« Reply #14 on: June 17, 2014, 01:01:06 PM »
I'm in the opposite situation:  my back yard is fenced-in on three sides by other people's fences.   I actively dislike the tall privacy fences along the sides, and the one along the back is an old wire fence that is half-fallen, so right now, I wouldn't mind at all if the fences were torn down.  However, if I had a dog, and was depending on those three fences, I'd appreciate a heads-up, so that I can plan on replacing the missing side.  Depending on the state of the fence, I might be willing to take over repairs and/or maintenance to keep that side going for about a year until I can afford to replace it.

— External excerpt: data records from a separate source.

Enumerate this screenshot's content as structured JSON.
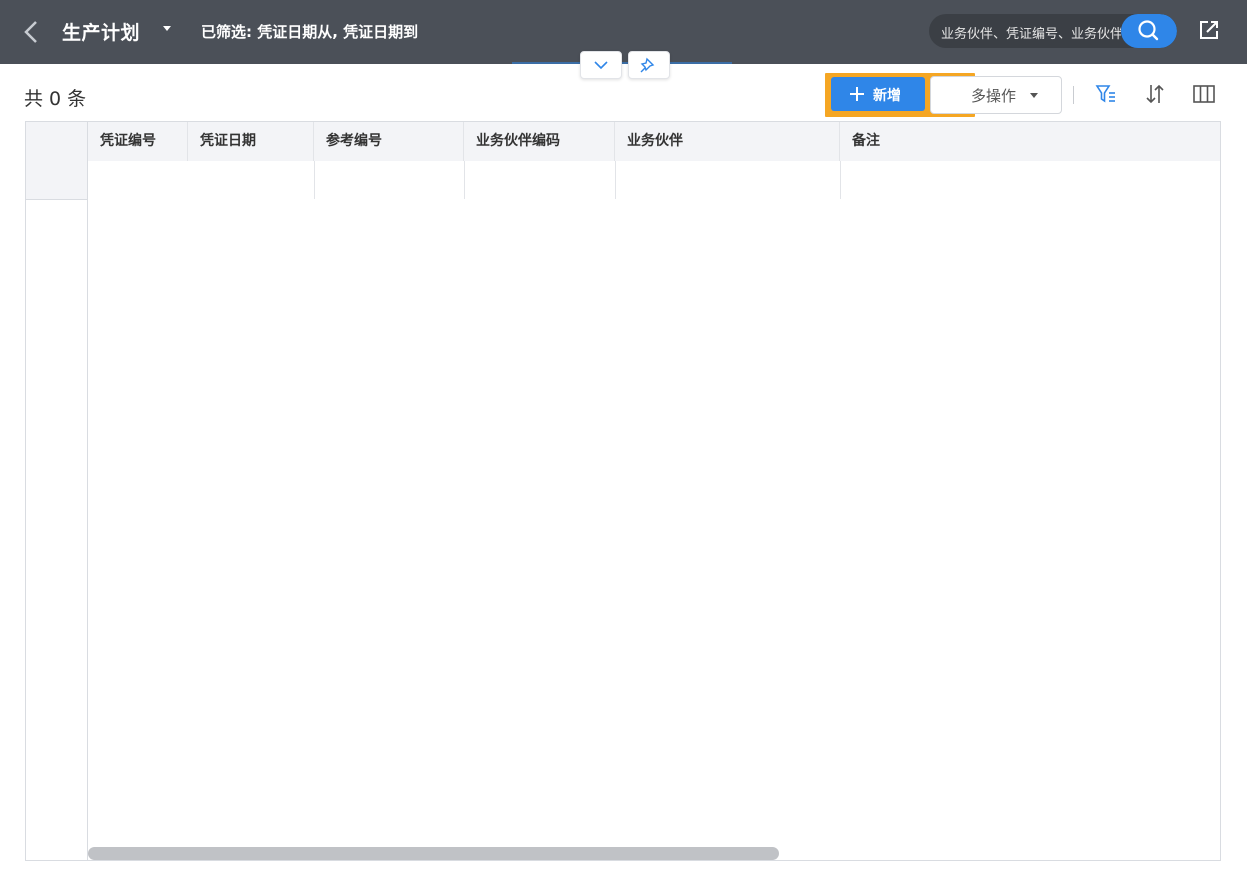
{
  "header": {
    "title": "生产计划",
    "filter_summary": "已筛选: 凭证日期从, 凭证日期到",
    "search_placeholder": "业务伙伴、凭证编号、业务伙伴编码"
  },
  "toolbar": {
    "record_count": "共 0 条",
    "add_label": "新增",
    "more_ops_label": "多操作",
    "highlight_number": "1"
  },
  "table": {
    "columns": [
      "凭证编号",
      "凭证日期",
      "参考编号",
      "业务伙伴编码",
      "业务伙伴",
      "备注"
    ],
    "rows": []
  },
  "colors": {
    "header_bg": "#4b5058",
    "accent": "#2f86e8",
    "highlight": "#f5a623"
  },
  "icons": [
    "chevron-left-icon",
    "caret-down-icon",
    "search-icon",
    "share-icon",
    "chevron-down-icon",
    "pin-icon",
    "plus-icon",
    "filter-icon",
    "sort-icon",
    "columns-icon"
  ]
}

In short, a warning is greatly appreciated.  I'd really like to have more than a month of warning if possible, because replacement fences are expensive.